Thursday, August 13, 2009

NYFF 2009 - Latin American Films MIA

Last year, the NYFF included a bountiful offering of Latin American films but when this year's selections were announced earlier in the week, Almodovar's "Los abrazos rotos" ("Broken Embraces") was the sole, entirely predictable entry in the lineup. If you want to get technical, Almodovar is European not Latin American so let's just say his is the only Spanish-language film out of 29 selections.

Speaking to indiewire, Festival Director Richard Peña lamented the fact. "Last year, there was a heavy Latin American component. I was personally very happy about that because [that region] is of particular interest for me, but unfortunately there’s nothing this year," he said. I believe him. I know first hand that his commitment to Latin American cinema runs deep. He is the son of Spanish and Puerto Rican parents and he once personally handpicked one of my documentaries for an edition of "Latin Beat," the Film Society's yearly showcase of Latin American fare. So I can't imagine that the omission was intentional. But it still begs the question - why couldn't the selection committee find any worthy titles?

At the beginning of the year, Latin American films enjoyed great exposure in many of the world's major fests. Back in February, Berlin had Adrián Biniez's "Gigante" ("Giant"), and Claudia Llosa's "La teta asustada" ("The Milk of Sorrow") in its main competition slate. They actually won the Silver Bear (Jury Grand Prix) and the Golden Bear (Best Film) respectively. In March, New Directors/New Films unveiled 5 quality films (out of 25) from Latin American directors, including one of my favorite films of the year, Sebastian Silva's "La Nana" ("The Maid"). Tribeca had a slimmer slate of Latin American fare (4 out of 125) but their selections were nonetheless pretty high-profile. They included Lucia Puenzo's "El niño pez" ("The Fish Child") and Carlos Cuarón's "Rudo y cursi." So there's definitely been lots stuff out there this year but it's entirely possible that by the time the NYFF selection committee started looking at films the well had dried out.

But then I looked at Toronto's slate (which runs in September, slightly earlier than New York) and I realized the well hadn't run dry at all. TIFF has, by my count, 9 films by Latin American directors, including "Gigante," Ciro Guerra's "Los viajes del viento" ("The Wind Journeys"), and Alejandro Amenebar's "Agora." Granted, these nine films are included in a lineup of 199 features (to date) but still...

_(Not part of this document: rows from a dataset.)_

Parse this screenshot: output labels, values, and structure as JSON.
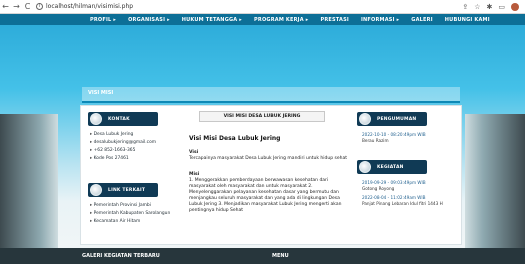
{
  "browser": {
    "url": "localhost/hilman/visimisi.php",
    "back": "←",
    "forward": "→",
    "reload": "C",
    "icons": [
      "share-icon",
      "star-icon",
      "extensions-icon",
      "window-icon"
    ]
  },
  "menu": [
    "PROFIL ▸",
    "ORGANISASI ▸",
    "HUKUM TETANGGA ▸",
    "PROGRAM KERJA ▸",
    "PRESTASI",
    "INFORMASI ▸",
    "GALERI",
    "HUBUNGI KAMI"
  ],
  "breadcrumb": "VISI MISI",
  "kontak": {
    "title": "KONTAK",
    "items": [
      "Desa Lubuk Jering",
      "desalubukjering@gmail.com",
      "+62 852-1663-365",
      "Kode Pos 27461"
    ]
  },
  "link": {
    "title": "LINK TERKAIT",
    "items": [
      "Pemerintah Provinsi Jambi",
      "Pemerintah Kabupaten Sarolangun",
      "Kecamatan Air Hitam"
    ]
  },
  "main": {
    "tab": "VISI MISI DESA LUBUK JERING",
    "heading": "Visi Misi Desa Lubuk Jering",
    "visi_label": "Visi",
    "visi_text": "Tercapainya masyarakat Desa Lubuk Jering mandiri untuk hidup sehat",
    "misi_label": "Misi",
    "misi_text": "1. Menggerakkan pemberdayaan berwawasan kesehatan dari masyarakat oleh masyarakat dan untuk masyarakat 2. Menyelenggarakan pelayanan kesehatan dasar yang bermutu dan menjangkau seluruh masyarakat dan yang ada di lingkungan Desa Lubuk Jering 3. Menjadikan masyarakat Lubuk Jering mengerti akan pentingnya hidup Sehat"
  },
  "pengumuman": {
    "title": "PENGUMUMAN",
    "items": [
      {
        "date": "2022-10-10 - 08:20:49pm WIB",
        "text": "Berau Razim"
      }
    ]
  },
  "kegiatan": {
    "title": "KEGIATAN",
    "items": [
      {
        "date": "2019-09-29 - 09:03:49pm WIB",
        "text": "Gotong Royong"
      },
      {
        "date": "2022-08-04 - 11:02:49am WIB",
        "text": "Panjat Pinang Lebaran Idul fitri 1443 H"
      }
    ]
  },
  "footer": {
    "left": "GALERI KEGIATAN TERBARU",
    "right": "MENU"
  }
}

Since I haven't seen any of those tiles, I'll give the folks at the NYFF benefit of the doubt and I'll consider the fact that maybe these films are not up to par. Also, the NYFF has a much smaller slate of 29 films, which makes the selection process a lot more difficult. But to pick Catherine Breillat's undercooked "Bluebeard" over Gaspar Noe's (he's Argentinian) visionary "Enter the Void" definitely raises eyebrows. Seems to me they're playing it safe.

The NYFF is the Film Society's most important event of the year and it draws many of their biggest patrons. Considering the financial hardships that many similar organizations across the country are going through and the ambitious expansion of their film complex currently underway (at a cost of $40 million dollars), my theory is that the selection committee wanted to maintain a sense of continuity to assure the money keeps coming in. Indeed, this year's slate is mostly comprised of established directors and that's a big let down from a festival that last year promised a more, dare I say, maverick vision.

If this is true, then we also have to look at the other side of the equation - why is it that Latin America has so few established directors? Other than Almodovar, is there a Latin American director whose mere name will guarantee him/her a spot in Cannes or New York? I'm not sure there are. And this speaks to the fact that Latin American cinema is still, in the eyes of film programmers, a burgeoning movement. So I guess we'll still have to wait some years before Latin American directors are a mainstay in prestigious fests.

One last thought - Peña also told indiewire that they were considering certain films that were not finished in time for inclusion. With all the changes being instituted over at the Film Society, why not consider doing what Toronto does - stagger the announcements and buy yourself a little bit more time? Food for thought.